(Page and application data records)
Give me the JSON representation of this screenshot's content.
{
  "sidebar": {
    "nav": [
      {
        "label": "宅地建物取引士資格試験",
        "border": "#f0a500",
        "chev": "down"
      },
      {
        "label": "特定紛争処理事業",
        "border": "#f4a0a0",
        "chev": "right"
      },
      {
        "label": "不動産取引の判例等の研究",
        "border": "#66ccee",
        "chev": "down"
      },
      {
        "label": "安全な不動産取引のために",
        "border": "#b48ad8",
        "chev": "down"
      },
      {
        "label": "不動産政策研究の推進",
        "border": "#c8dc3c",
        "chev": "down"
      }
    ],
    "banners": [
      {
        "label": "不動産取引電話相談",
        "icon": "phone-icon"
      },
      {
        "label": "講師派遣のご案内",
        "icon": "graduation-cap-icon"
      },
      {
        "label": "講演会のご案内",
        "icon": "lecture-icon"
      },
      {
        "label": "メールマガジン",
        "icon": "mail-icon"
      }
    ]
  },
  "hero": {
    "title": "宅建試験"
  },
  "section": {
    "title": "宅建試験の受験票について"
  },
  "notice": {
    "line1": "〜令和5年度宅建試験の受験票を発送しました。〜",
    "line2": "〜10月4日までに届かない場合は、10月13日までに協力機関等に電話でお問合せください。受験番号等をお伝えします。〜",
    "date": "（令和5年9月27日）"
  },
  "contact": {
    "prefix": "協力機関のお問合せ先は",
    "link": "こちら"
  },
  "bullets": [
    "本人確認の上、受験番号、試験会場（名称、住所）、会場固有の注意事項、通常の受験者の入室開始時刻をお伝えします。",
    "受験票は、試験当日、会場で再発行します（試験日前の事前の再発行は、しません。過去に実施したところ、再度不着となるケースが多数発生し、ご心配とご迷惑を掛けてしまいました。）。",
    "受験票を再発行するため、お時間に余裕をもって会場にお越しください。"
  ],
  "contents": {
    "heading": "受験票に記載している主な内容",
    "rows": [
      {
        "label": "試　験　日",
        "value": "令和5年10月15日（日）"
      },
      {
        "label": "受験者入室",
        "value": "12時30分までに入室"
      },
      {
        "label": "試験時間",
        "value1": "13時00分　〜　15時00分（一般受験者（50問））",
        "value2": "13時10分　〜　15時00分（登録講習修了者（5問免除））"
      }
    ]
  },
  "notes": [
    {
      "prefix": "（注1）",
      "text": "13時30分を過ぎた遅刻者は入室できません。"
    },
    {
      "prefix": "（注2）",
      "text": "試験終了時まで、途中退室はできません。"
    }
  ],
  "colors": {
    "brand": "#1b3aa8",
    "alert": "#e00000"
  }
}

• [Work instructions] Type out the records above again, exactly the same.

• [Solution to the exercise]
Give me the JSON representation of this screenshot's content.
{
  "sidebar": {
    "nav": [
      {
        "label": "宅地建物取引士資格試験",
        "border": "#f0a500",
        "chev": "down"
      },
      {
        "label": "特定紛争処理事業",
        "border": "#f4a0a0",
        "chev": "right"
      },
      {
        "label": "不動産取引の判例等の研究",
        "border": "#66ccee",
        "chev": "down"
      },
      {
        "label": "安全な不動産取引のために",
        "border": "#b48ad8",
        "chev": "down"
      },
      {
        "label": "不動産政策研究の推進",
        "border": "#c8dc3c",
        "chev": "down"
      }
    ],
    "banners": [
      {
        "label": "不動産取引電話相談",
        "icon": "phone-icon"
      },
      {
        "label": "講師派遣のご案内",
        "icon": "graduation-cap-icon"
      },
      {
        "label": "講演会のご案内",
        "icon": "lecture-icon"
      },
      {
        "label": "メールマガジン",
        "icon": "mail-icon"
      }
    ]
  },
  "hero": {
    "title": "宅建試験"
  },
  "section": {
    "title": "宅建試験の受験票について"
  },
  "notice": {
    "line1": "〜令和5年度宅建試験の受験票を発送しました。〜",
    "line2": "〜10月4日までに届かない場合は、10月13日までに協力機関等に電話でお問合せください。受験番号等をお伝えします。〜",
    "date": "（令和5年9月27日）"
  },
  "contact": {
    "prefix": "協力機関のお問合せ先は",
    "link": "こちら"
  },
  "bullets": [
    "本人確認の上、受験番号、試験会場（名称、住所）、会場固有の注意事項、通常の受験者の入室開始時刻をお伝えします。",
    "受験票は、試験当日、会場で再発行します（試験日前の事前の再発行は、しません。過去に実施したところ、再度不着となるケースが多数発生し、ご心配とご迷惑を掛けてしまいました。）。",
    "受験票を再発行するため、お時間に余裕をもって会場にお越しください。"
  ],
  "contents": {
    "heading": "受験票に記載している主な内容",
    "rows": [
      {
        "label": "試　験　日",
        "value": "令和5年10月15日（日）"
      },
      {
        "label": "受験者入室",
        "value": "12時30分までに入室"
      },
      {
        "label": "試験時間",
        "value1": "13時00分　〜　15時00分（一般受験者（50問））",
        "value2": "13時10分　〜　15時00分（登録講習修了者（5問免除））"
      }
    ]
  },
  "notes": [
    {
      "prefix": "（注1）",
      "text": "13時30分を過ぎた遅刻者は入室できません。"
    },
    {
      "prefix": "（注2）",
      "text": "試験終了時まで、途中退室はできません。"
    }
  ],
  "colors": {
    "brand": "#1b3aa8",
    "alert": "#e00000"
  }
}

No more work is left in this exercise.